BEGIN DATA RECORDS
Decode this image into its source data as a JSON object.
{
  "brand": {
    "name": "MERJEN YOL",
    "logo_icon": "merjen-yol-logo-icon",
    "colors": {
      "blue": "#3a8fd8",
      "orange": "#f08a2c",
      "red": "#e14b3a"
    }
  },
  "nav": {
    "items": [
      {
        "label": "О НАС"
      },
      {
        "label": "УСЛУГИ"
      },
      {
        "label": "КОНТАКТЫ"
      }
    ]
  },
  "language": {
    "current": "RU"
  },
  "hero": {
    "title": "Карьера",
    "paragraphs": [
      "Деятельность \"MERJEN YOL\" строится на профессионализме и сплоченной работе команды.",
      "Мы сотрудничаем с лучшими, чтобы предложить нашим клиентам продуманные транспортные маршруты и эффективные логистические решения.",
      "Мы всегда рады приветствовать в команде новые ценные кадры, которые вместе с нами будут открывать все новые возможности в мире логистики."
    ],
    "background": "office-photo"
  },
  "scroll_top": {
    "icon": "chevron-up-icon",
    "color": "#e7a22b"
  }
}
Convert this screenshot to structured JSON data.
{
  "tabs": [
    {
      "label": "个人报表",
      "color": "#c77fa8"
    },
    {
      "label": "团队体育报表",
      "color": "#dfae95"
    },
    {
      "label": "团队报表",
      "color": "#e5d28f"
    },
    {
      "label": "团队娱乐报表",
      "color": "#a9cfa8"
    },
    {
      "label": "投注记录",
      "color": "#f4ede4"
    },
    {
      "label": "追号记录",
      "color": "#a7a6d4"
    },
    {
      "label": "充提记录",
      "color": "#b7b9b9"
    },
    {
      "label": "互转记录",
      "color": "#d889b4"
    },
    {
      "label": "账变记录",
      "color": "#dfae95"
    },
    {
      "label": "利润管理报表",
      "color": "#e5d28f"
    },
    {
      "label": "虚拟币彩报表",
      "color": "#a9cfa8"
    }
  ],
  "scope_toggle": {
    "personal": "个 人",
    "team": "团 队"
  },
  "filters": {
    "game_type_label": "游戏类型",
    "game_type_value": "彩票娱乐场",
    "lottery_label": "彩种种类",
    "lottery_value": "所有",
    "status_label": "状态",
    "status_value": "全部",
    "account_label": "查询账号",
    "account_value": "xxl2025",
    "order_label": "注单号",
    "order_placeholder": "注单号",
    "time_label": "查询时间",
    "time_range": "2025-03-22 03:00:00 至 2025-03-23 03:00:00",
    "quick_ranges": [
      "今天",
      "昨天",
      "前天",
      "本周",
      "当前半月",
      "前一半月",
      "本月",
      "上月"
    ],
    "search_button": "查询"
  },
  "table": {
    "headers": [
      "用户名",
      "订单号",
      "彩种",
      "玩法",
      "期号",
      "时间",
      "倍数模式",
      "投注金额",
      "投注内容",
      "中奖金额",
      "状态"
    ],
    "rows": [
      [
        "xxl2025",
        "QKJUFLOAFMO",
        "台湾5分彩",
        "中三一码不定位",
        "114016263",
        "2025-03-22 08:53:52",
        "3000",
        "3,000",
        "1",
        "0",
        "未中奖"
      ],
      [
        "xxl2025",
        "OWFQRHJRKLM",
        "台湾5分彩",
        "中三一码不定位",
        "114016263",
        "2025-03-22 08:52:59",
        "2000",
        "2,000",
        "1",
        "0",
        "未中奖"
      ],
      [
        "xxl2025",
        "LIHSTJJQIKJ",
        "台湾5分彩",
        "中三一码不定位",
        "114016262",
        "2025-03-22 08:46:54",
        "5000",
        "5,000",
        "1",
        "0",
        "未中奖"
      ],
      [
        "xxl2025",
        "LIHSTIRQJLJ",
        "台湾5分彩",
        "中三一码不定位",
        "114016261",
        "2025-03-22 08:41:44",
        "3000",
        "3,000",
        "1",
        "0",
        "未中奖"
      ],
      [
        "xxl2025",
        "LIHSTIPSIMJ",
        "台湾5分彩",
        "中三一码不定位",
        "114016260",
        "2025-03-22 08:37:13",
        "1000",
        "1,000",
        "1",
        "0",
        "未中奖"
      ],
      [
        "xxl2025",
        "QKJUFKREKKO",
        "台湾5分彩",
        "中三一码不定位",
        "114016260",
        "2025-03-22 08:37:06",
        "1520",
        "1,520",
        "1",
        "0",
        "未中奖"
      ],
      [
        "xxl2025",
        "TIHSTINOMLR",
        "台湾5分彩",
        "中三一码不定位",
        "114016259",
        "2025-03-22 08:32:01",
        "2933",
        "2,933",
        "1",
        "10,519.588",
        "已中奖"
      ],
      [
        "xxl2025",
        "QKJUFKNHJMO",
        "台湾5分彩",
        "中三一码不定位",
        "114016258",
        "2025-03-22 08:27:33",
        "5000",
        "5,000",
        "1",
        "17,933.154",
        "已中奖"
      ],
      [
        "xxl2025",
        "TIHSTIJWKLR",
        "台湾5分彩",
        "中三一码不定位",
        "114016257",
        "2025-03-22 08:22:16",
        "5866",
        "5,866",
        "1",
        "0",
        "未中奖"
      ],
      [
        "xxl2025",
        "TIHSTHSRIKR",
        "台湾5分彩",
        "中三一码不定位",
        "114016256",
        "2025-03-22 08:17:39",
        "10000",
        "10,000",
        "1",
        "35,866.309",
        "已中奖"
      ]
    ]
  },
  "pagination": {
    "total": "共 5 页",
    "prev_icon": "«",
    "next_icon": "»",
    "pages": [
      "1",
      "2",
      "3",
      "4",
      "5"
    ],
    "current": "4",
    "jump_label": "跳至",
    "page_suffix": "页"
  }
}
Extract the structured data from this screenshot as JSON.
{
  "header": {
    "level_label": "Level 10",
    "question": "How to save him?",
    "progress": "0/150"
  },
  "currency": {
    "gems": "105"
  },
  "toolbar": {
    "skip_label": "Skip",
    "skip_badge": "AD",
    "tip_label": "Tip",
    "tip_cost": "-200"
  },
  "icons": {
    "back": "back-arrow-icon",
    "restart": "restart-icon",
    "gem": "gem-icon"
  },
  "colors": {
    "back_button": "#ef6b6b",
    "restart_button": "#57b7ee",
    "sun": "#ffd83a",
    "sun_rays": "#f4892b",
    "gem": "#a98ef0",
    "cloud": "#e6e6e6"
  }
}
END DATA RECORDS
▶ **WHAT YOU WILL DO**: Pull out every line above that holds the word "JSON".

▶ **TASK SOLUTION**:
Decode this image into its source data as a JSON object.
Convert this screenshot to structured JSON data.
Extract the structured data from this screenshot as JSON.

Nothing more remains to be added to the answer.